THE TASK: Scan the material and copy every line in which "CMOS" appears.

========================

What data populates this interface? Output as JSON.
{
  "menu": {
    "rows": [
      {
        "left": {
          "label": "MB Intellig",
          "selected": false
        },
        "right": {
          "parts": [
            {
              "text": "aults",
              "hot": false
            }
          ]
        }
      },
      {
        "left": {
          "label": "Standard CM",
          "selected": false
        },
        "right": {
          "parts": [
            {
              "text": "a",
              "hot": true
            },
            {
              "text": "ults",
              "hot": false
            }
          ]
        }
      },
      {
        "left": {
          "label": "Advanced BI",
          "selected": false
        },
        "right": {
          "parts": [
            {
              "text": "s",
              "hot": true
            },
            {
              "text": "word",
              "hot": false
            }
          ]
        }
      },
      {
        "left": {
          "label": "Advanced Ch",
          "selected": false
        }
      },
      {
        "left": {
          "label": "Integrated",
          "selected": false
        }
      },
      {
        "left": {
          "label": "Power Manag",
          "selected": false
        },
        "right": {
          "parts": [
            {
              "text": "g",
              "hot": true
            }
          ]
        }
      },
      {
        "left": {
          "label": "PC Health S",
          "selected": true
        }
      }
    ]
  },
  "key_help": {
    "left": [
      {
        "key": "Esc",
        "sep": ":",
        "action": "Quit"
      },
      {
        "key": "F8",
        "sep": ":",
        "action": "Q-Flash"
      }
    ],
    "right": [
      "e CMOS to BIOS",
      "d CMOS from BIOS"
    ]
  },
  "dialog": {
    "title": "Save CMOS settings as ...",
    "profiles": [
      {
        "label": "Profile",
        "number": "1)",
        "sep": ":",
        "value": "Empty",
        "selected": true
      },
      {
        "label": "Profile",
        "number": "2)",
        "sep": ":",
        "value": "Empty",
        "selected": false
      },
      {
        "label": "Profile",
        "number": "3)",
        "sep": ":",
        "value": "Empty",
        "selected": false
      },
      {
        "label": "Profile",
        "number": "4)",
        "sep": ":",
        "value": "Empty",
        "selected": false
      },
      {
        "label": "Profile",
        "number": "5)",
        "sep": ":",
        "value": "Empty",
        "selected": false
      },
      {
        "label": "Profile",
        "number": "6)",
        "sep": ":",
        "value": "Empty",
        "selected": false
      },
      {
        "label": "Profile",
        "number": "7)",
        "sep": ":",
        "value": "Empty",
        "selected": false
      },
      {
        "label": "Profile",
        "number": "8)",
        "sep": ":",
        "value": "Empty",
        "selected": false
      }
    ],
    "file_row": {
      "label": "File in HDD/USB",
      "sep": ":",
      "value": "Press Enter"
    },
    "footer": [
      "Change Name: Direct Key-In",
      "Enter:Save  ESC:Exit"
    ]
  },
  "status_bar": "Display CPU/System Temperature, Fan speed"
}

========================

RESPONSE BELOW:
      "e CMOS to BIOS",
      "d CMOS from BIOS"
    "title": "Save CMOS settings as ...",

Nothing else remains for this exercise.